Saturday, November 15, 2014

Uh, oh, AARP

AARP Magazine recently published an arguably ill-informed article featuring Sheryl Crow and Melissa Etheridge talking about their breast cancer experiences. There has been quite a bit of discussion on social media about this article. In particular, people are upset with the "Lessons for all of us" sidebar to the article, which you can see for yourself here. Here is just a sample of articles written about this snafu:
Here's my take.

I've been thinking recently about people's need to stay in control when they are faced with a cancer diagnosis. People do this in different ways. Some people insist on making extreme treatment decisions for themselves (such as the huge increase in women choosing double mastectomy for breast cancer), even if these aren't necessarily sanctioned by their doctor or based in evidence. Others start extreme exercise or food regimens in order to control their bodies. Some take enormous quantities of vitamins or other supplements. Some choose meditation, acupuncture, or other alternative treatments.

The point I'm trying to make is that with cancer, people feel the need to get back in control because they feel so out of control.

So what I think is going on in this article is that Crow and Etheridge are demonstrating quite well this "taking control" phenomenon. Etheridge demonstrates it particularly well, with statements such as: "This was my own doing and I take responsibility. When I got my body back into balance, the cancer disappeared."

Clearly there is no scientific basis for these claims. But psychologically, I do believe that these statements show us how believing that you have control over your own cancer gives some folks comfort.

Something else I've been thinking about recently is the need for some religious folks to attribute their cancer to some kind of lack in their connection to G-d. Someone I know has cancer and wrote how she was angry at herself for not praying hard enough, and for not thinking positively enough, because clearly, she thought, if she had been praying hard enough and thinking positively enough, G-d would heal her. So she needed to pray harder, and think more positive thoughts.

For me, this is just another example of taking control. We don't really know for sure if prayer and positive thoughts lead to healing (although I know that some might argue with me about this). There is no scientific basis to this. But for some, taking control in this way is helpful.

I don't know too much about the author of the AARP article, Alanna Nash, but I'm pretty sure from her bio she is no scientist and no expert on breast cancer. Actually it seems like her area of expertise is musicians. So likely that's why she wrote this article, which is about two musicians, and it just morphed into something she didn't know a lot about. Yes, AARP should have vetted the article more closely. And I do think they should publish a retraction. But Nash is probably not savvy to the world of breast cancer and took what these musicians said as truth.

Don't get me wrong: I can't stand this sort of thing that minimizes the horrors of cancer, and makes it into a positive, life-changing event. It's not positive. It is life-changing, but often not in a good way.
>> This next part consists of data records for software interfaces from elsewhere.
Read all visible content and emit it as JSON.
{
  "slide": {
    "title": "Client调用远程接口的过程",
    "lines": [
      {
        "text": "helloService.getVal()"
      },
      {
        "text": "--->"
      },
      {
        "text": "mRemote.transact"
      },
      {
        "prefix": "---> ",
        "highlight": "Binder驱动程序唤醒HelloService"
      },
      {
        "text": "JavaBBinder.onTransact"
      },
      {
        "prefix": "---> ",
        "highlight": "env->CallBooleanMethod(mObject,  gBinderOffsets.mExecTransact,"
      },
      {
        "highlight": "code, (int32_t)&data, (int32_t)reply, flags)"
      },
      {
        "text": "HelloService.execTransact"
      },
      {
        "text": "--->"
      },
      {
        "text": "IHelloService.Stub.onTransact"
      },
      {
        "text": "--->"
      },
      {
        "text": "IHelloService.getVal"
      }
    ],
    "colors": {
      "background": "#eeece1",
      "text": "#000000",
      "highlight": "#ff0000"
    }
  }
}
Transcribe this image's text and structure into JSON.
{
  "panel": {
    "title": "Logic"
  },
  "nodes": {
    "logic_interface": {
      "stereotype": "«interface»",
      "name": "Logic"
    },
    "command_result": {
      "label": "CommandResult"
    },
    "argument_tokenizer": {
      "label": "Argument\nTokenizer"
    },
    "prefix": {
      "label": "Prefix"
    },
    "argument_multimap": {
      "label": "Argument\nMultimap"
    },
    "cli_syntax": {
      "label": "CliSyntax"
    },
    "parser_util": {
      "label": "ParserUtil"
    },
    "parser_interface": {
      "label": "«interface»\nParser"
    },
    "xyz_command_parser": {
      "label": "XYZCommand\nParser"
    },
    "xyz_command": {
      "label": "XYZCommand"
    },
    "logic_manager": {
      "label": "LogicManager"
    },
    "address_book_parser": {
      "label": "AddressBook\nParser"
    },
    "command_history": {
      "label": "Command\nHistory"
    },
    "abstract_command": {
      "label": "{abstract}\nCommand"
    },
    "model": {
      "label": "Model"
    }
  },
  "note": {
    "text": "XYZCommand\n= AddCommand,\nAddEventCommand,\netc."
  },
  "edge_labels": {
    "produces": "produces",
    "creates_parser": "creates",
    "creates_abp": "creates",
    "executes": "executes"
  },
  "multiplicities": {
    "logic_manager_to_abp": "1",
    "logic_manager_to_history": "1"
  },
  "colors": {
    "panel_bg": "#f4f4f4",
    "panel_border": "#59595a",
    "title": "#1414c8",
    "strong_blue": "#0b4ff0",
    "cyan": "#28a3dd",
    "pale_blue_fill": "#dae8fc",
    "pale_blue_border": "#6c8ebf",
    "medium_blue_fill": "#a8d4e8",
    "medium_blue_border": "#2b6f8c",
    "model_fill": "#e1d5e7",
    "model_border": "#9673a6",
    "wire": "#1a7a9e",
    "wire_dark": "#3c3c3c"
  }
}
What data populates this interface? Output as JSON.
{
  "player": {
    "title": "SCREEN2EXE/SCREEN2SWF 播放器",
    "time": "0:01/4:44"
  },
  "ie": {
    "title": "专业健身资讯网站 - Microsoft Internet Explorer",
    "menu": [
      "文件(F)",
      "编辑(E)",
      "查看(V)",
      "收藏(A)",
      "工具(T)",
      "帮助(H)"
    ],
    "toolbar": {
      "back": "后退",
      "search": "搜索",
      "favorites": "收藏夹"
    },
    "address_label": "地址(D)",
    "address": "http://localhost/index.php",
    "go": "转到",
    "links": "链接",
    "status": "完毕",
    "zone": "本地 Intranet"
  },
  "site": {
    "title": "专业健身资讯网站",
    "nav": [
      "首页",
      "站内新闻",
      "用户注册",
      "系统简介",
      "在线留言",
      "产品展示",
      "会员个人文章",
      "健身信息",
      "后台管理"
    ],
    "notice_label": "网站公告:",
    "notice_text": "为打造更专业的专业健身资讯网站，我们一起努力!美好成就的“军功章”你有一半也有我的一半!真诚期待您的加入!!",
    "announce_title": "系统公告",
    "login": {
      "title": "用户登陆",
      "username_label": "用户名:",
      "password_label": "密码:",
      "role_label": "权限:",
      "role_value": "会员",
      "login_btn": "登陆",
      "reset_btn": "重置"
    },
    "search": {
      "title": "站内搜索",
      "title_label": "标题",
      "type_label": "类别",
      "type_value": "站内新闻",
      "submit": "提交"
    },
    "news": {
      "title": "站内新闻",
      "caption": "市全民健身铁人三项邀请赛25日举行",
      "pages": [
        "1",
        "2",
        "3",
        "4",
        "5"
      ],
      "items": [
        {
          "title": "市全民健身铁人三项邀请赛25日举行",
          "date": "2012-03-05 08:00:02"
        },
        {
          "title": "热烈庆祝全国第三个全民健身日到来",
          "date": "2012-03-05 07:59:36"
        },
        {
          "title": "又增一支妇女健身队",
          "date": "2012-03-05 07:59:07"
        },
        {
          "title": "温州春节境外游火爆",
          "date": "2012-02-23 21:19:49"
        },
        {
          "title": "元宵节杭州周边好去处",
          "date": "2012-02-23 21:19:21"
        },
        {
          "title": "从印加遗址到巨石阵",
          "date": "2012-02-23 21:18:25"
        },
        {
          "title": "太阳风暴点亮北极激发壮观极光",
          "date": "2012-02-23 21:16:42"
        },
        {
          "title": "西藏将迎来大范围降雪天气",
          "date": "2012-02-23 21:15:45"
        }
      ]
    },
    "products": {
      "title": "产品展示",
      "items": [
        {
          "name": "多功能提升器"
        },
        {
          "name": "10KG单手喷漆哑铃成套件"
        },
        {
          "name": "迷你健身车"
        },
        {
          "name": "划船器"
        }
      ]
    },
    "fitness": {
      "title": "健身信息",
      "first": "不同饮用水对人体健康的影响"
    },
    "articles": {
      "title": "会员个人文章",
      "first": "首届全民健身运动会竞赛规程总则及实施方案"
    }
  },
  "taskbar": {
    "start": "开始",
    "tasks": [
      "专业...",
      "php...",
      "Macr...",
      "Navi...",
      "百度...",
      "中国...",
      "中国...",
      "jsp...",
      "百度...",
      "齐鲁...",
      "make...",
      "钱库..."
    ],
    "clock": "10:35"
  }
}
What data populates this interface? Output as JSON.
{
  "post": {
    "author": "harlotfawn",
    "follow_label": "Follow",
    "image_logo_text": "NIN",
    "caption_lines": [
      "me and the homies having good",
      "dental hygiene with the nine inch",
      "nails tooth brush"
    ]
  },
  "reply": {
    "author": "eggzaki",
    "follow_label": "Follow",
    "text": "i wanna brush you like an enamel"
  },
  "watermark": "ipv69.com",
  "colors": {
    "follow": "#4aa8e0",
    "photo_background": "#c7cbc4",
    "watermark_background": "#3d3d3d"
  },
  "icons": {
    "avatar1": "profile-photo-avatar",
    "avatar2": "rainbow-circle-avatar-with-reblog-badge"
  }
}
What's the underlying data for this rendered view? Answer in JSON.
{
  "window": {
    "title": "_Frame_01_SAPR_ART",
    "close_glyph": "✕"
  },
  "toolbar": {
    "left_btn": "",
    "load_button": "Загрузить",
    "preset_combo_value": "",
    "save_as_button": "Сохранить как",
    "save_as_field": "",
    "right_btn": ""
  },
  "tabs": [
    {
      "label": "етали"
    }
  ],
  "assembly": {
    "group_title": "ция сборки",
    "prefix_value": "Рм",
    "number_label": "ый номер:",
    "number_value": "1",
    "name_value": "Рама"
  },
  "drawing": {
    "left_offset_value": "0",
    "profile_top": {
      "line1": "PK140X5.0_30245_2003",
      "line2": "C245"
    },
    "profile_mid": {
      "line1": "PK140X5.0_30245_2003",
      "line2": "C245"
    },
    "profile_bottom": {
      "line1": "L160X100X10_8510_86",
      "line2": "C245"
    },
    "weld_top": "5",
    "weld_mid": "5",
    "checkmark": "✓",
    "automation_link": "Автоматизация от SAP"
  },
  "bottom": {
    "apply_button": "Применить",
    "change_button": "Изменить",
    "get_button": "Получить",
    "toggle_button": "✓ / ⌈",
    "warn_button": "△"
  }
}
However, I can see that these sorts of statements are really about gaining control over cancer, in a time of having no control at all.


SteffR said...

I very much agree with your comments regarding the control aspect. For instance, I shaved my hair before it fell out, it was a small thing that temporarily made me feel in control. But honestly, after that, I let go. I think so much burden is placed on us to "do battle" to somehow as you say take control, when such a thing is in actual fact impossible. I do think the article was mostly a harmful exercise in encouraging false thinking about how much control we have over the disease, anyway here is my response if you want to read it thanks!

Snoskred said...

Hey there, I found you via the NaBloPoMo blogroll.

As part of NaBloPoMo I try to comment on as many participating blogs as I can, and I am also adding participating blogs to my feed reader. So I’m just dropping by to let you know I’ve added your blog to my feedreader, whenever you publish a post I will see it. :)

I have created three bundles on Inoreader so that bloggers can easily visit other participating NaBloPoMo bloggers which you can find here -

I also have a link up going at my place so my readers can find participating blogs which you are more than welcome to add your blog link to.

Looking forward to seeing your posts. You may see me drop by again during November, but it might be December before I finish my first drop by to blogs if I don't get faster at leaving comments. :)

Happy NaBloPoMo to you!